The saxophone, known for its jazz riffs and sultry airs, wooed a Geneseo audience with its classical side last Saturday night thanks to the sophisticated stylings of The Erie Saxophone Quartet.
Formed in 2006 at SUNY Fredonia, the Quartet aims to "promote the saxophone … in a classical setting," according to Jake Swanson, the group's soprano saxophonist. He, along with Sarah Marchitelli, Nick Pelton and Melissa Widzinski - alto, tenor and baritone saxophonists, respectively - does just that: impresses listeners with a flair and range unexpected of four versions of the same instrument.
For those still apprehensive about a whole concert of saxophone music, any hesitation is sure to be lost listening to the Quartet's intricate repertoire.
Despite not being originally written for saxophone, the Quartet's opening performance of Johann Sebastian Bach's "Fuga XVII" from Das Wohltempierte Kalvier was so fluidly and skillfully played that no one would question the instrument's place in the work. It served as a lively, well-balanced beginning.
After the upbeat Bach piece, the Quartet transitioned into "Canzona Varieé," a song by Alexander Glazunov made up of a series of variations that, while sometimes subtle and other times played out sharply and unabashedly, provided an enriching sound that lingered in the audience's ears.
The contented feelings left over from Glazunov's work, however, were dashed to pieces as the Quartet navigated Zdenek Lukás's "Rondo." With a shocking dissonance that contrasted low-sung echoes, the piece was filled with the composer's frustrations living under Soviet suppression throughout the 20th century. Though harsh and biting, the Quartet captured the piece's unexpected beauty.
The night ended on a (metaphorical) high note with Philip Glass's "Concerto for Saxophone Quartet." Though a concerto is normally played with an orchestra, the Quartet once again broke the mold, managing to embody the deep, textured sounds of an entire ensemble. At times fast and exciting and at others lilting and lovely, the Quartet closed its show with a little something for everyone.

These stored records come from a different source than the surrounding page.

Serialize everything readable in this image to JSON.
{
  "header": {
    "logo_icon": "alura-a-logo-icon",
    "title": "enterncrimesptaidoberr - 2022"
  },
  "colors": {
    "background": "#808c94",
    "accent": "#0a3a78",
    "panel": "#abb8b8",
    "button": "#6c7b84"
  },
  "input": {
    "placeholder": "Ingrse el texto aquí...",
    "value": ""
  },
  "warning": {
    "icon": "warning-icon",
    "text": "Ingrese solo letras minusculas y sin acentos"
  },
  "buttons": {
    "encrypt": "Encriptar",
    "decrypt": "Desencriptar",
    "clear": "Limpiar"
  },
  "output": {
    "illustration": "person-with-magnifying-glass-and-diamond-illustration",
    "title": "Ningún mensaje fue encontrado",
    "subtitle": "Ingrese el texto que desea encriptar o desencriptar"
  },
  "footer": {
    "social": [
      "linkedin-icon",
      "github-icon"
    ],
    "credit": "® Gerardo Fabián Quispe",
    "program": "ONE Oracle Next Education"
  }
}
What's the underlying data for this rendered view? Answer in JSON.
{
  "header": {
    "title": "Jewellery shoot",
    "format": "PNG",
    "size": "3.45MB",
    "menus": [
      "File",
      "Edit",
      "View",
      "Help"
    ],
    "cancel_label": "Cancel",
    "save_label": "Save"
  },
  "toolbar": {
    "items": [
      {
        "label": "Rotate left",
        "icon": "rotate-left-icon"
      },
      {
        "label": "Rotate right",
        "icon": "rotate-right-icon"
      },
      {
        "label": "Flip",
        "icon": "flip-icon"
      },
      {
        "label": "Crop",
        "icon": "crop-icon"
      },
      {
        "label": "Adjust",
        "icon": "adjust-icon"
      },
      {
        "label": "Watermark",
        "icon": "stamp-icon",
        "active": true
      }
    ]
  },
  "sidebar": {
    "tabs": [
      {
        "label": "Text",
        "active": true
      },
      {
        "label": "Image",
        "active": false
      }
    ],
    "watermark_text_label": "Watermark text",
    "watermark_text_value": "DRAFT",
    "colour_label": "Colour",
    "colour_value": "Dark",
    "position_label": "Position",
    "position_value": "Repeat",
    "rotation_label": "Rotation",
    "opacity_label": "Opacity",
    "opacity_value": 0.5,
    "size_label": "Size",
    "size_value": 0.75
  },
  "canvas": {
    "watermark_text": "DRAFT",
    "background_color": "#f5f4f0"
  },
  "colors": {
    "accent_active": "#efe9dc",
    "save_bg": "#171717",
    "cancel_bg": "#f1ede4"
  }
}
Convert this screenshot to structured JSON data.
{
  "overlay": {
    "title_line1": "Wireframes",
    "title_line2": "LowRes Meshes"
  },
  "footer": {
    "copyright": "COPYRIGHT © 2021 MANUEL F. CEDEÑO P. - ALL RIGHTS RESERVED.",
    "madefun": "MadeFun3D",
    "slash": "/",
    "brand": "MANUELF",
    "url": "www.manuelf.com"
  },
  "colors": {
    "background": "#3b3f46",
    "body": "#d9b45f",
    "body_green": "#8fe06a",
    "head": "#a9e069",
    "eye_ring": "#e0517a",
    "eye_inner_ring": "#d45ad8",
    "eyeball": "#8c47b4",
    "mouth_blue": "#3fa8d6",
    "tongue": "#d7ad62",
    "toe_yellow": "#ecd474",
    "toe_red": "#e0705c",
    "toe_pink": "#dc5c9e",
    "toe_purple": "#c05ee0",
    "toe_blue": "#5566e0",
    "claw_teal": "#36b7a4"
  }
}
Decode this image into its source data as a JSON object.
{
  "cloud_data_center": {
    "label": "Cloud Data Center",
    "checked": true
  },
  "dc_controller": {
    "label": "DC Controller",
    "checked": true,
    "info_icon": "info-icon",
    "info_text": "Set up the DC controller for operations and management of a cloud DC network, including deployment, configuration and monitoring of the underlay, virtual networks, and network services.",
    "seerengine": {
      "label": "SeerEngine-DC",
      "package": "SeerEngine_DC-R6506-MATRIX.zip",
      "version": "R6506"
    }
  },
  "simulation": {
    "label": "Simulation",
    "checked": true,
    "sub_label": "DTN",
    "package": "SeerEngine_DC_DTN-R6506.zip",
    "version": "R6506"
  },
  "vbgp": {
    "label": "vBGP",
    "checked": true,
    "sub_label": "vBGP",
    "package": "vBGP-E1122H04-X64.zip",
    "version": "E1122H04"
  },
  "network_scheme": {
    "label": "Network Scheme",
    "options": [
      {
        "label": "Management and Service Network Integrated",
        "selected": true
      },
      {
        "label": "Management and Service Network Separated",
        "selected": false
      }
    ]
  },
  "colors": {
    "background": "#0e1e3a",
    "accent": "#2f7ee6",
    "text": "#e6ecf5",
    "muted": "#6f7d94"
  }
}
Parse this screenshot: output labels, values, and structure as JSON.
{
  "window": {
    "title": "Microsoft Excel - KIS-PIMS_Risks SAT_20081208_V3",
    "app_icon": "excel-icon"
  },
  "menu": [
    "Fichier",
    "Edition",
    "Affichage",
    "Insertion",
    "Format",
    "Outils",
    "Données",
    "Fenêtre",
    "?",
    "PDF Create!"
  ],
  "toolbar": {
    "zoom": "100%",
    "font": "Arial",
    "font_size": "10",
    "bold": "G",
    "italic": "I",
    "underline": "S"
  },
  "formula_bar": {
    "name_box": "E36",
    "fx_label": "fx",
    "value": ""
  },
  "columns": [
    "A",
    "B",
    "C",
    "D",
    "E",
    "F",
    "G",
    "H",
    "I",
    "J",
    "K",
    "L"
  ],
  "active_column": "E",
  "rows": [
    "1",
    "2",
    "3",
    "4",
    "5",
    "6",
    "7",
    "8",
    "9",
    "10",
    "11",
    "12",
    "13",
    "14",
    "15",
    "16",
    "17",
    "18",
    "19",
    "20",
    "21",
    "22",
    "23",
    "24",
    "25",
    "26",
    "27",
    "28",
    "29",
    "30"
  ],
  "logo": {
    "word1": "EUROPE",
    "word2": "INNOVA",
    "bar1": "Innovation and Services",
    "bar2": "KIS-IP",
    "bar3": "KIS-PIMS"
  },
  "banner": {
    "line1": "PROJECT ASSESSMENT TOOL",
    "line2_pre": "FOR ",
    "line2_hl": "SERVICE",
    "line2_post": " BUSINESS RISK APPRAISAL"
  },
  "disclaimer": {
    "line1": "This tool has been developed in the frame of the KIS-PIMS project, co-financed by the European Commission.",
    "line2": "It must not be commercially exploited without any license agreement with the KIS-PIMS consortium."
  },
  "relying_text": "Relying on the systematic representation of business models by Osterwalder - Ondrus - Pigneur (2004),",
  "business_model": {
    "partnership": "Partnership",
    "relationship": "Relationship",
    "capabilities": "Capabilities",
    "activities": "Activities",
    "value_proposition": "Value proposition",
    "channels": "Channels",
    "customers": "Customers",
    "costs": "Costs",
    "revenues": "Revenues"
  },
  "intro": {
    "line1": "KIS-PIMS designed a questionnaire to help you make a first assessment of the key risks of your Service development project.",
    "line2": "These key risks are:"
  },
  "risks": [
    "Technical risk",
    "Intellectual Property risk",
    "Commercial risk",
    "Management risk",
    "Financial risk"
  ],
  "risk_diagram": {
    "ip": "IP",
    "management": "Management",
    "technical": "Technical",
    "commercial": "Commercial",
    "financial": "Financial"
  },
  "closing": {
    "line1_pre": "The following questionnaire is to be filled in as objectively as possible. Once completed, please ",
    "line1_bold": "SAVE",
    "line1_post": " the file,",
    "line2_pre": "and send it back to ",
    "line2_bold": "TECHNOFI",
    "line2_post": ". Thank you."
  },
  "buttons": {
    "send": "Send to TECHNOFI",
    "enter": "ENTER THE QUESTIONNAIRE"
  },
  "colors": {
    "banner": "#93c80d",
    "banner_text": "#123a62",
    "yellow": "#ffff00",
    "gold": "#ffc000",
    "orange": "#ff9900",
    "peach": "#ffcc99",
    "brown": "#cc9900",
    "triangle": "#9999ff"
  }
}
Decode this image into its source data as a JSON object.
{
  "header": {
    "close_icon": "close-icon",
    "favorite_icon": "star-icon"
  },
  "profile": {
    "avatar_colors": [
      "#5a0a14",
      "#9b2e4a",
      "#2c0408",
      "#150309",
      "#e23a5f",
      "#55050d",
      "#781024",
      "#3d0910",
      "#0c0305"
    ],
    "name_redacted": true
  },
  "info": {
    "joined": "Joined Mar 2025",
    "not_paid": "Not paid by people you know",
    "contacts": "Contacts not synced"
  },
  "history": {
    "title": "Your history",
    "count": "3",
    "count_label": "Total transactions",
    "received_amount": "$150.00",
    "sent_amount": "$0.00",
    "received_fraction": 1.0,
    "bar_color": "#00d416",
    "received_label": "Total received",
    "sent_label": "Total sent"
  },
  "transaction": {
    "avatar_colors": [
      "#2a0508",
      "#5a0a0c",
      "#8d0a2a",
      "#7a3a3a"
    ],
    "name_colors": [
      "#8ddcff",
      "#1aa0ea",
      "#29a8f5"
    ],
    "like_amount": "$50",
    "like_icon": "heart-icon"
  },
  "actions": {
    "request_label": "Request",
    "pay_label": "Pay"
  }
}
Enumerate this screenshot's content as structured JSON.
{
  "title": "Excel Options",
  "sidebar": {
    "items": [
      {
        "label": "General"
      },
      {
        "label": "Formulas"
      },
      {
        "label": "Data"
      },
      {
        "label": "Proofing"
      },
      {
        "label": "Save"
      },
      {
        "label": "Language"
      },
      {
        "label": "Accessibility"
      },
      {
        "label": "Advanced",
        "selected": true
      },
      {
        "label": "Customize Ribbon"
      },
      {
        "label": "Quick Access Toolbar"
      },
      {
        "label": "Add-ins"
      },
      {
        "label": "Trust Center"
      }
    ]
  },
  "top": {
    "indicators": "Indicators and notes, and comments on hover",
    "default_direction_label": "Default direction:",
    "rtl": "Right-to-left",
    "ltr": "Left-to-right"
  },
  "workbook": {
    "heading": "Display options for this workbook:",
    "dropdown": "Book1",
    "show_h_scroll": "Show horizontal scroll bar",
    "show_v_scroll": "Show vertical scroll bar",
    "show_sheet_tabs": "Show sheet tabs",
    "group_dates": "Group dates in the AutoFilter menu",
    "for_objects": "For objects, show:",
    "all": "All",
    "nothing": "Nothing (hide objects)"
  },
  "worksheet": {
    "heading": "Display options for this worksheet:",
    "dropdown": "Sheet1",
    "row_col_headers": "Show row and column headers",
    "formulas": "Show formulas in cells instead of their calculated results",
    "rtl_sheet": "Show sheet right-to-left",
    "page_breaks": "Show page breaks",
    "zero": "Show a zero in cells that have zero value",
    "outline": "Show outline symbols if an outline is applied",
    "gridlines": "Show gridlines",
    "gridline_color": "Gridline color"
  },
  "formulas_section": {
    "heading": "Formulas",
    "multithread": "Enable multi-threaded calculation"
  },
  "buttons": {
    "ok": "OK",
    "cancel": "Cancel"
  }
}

In less than an hour, the Erie Saxophone Quartet provided a complex array of sounds, affirming that the saxophone has a place outside of jazz and blues, and surprisingly, it's a very good place indeed.